We will present the results of our analysis in a number of different formats, both for academic audiences and for other types of audience with potential to apply these findings to future extension activity in Argentina, Latin America and beyond.
Description By supporting and studying their development and use by the public, we have demonstrated the need for local civil society information networks on long-term care facilities for older people in different countries in Latin America.
Exploitation Route we are seeking new funds to further develop these platforms
Sectors Healthcare

URL https://frente-ilpi.com.br/
Description We contributed to the development of a new, user-driven national data base on care homes for older people in Brazil and a similar digital platform in Argentina. These are being widely used by the public in both countries, as other sources of information about these facilities do not exist.
First Year Of Impact 2021
Sector Healthcare
Impact Types Societal,Policy & public services

Description Develop national network of care homes in Brazil to address COVID-19 pandemic
Geographic Reach South America 
Policy Influence Type Influenced training of practitioners or researchers

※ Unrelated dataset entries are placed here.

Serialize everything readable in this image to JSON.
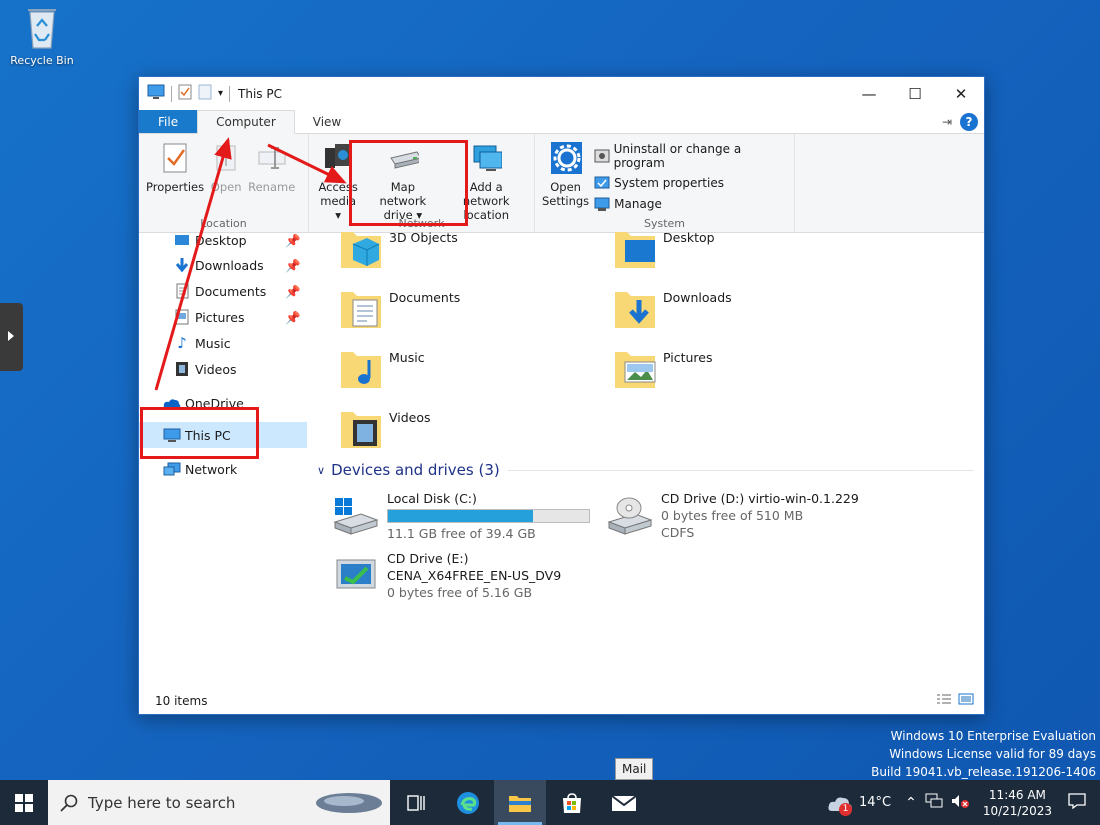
{
  "desktop": {
    "recycle_bin_label": "Recycle Bin",
    "watermark": {
      "line1": "Windows 10 Enterprise Evaluation",
      "line2": "Windows License valid for 89 days",
      "line3": "Build 19041.vb_release.191206-1406"
    }
  },
  "window": {
    "title": "This PC",
    "controls": {
      "minimize": "—",
      "maximize": "☐",
      "close": "✕"
    }
  },
  "ribbon": {
    "tabs": {
      "file": "File",
      "computer": "Computer",
      "view": "View"
    },
    "location": {
      "label": "Location",
      "properties": "Properties",
      "open": "Open",
      "rename": "Rename"
    },
    "network": {
      "label": "Network",
      "access_media": "Access media",
      "access_media_l1": "Access",
      "access_media_l2": "media",
      "map_drive_l1": "Map network",
      "map_drive_l2": "drive",
      "add_location_l1": "Add a network",
      "add_location_l2": "location"
    },
    "system": {
      "label": "System",
      "open_settings_l1": "Open",
      "open_settings_l2": "Settings",
      "uninstall": "Uninstall or change a program",
      "system_properties": "System properties",
      "manage": "Manage"
    }
  },
  "nav": {
    "items": [
      {
        "label": "Desktop",
        "pinned": true
      },
      {
        "label": "Downloads",
        "pinned": true
      },
      {
        "label": "Documents",
        "pinned": true
      },
      {
        "label": "Pictures",
        "pinned": true
      },
      {
        "label": "Music",
        "pinned": false
      },
      {
        "label": "Videos",
        "pinned": false
      },
      {
        "label": "OneDrive",
        "pinned": false
      },
      {
        "label": "This PC",
        "pinned": false,
        "selected": true
      },
      {
        "label": "Network",
        "pinned": false
      }
    ]
  },
  "folders": [
    {
      "name": "3D Objects"
    },
    {
      "name": "Desktop"
    },
    {
      "name": "Documents"
    },
    {
      "name": "Downloads"
    },
    {
      "name": "Music"
    },
    {
      "name": "Pictures"
    },
    {
      "name": "Videos"
    }
  ],
  "devices": {
    "heading": "Devices and drives (3)",
    "drives": [
      {
        "name": "Local Disk (C:)",
        "free": "11.1 GB free of 39.4 GB",
        "used_fraction": 0.72
      },
      {
        "name": "CD Drive (D:) virtio-win-0.1.229",
        "free": "0 bytes free of 510 MB",
        "fs": "CDFS"
      },
      {
        "name": "CD Drive (E:)",
        "label": "CENA_X64FREE_EN-US_DV9",
        "free": "0 bytes free of 5.16 GB"
      }
    ]
  },
  "status": {
    "item_count": "10 items"
  },
  "taskbar": {
    "search_placeholder": "Type here to search",
    "tooltip": "Mail",
    "weather": "14°C",
    "weather_badge": "1",
    "time": "11:46 AM",
    "date": "10/21/2023"
  },
  "colors": {
    "accent": "#1979ca",
    "annotation": "#e41a1a",
    "drive_bar": "#26a0da",
    "selection": "#cce8ff"
  }
}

Impact The National Front for Long-Term Care Facilities. One key focus of this project is that many care homes are unregistered with government agencies, impeding quality assurance and meaning that reliable information on facilities was often unavailable to the general public. This limited the capacity of many government agencies to respond to the crisis. The joint coordinator of this project, Karla Giacomin, led the development of a new, grassroots initiative to support long-term care facilities in Brazil in the context of the pandemic: The National Front for Long-Term Care Facilities (NF-LTCF) (https://frente-ilpi.com.br/). This GCRF project cannot claim full responsibility for this achievement, but did make significant contributions. In terms of funding, part of Giacomin's work, along with part of Lloyd-Sherlock's support of NF-LTC was paid through this grant (in keeping with national dissemination and engagement practices). These activities have also been supported by the Bahia State project team. Indicators of impact of NF-LTCF include: Producing the first national data base on long-term care facilities (with 8,000 providers), and now accessible tor the public. Reaching more than 600,000 different people and organisations through the NF-LTC website and other social media platforms. Becoming the main source of information about COVID-19 in care homes, providing support and emergency training manuals, videos, etc., etc. The recent launch of the NF-LTC's remodelled online platform was widely reported by major national media. Advocacy at all levels, including bringing about eight special meetings of the National Congress's Committee on Human Rights, focussing on the needs of care homes in the pandemic. This has led to numerous new pieces of emergency national legislation, including the provision of US$37 million of emergency funding to support the most vulnerable care homes. All the above has contributed to a much lower rate of COVID-19 mortality in old age care homes than that reported in high-income countries and in middle-income countries. It has been estimated that for 2020, there were around 883 deaths attribtable to COVID-19 among a national survey of 60,000 care home residents (in other words, 1.5% of residents died from COVID-19) (http://www.ggaging.com/details/1660/en-US/estimates-of-infection-and-mortality-from-covid-19-in-care-homes-for-older-people-in-brazil). In the UK and other high income countries, around 10 per cent of older people in residential care had died of COVID-19 by April 2021. The difference between Brazil and these countries was not because Brazil was less affected by COVID-19 in 2020: it had one of the highest per capita COVID-19 death rates in the world. Studies demonstrating the significance of NF-LTC in limiting deaths (and not authored by members of this project team) include: https://www.sescsp.org.br/files/artigo/02028d4c/ca1c/455c/b778/d8e30e24e538.pdf https://www.arca.fiocruz.br/bitstream/icict/43526/2/nota_idoso_equipe_gise_14.09.2020.pdf
URL https://frente-ilpi.com.br/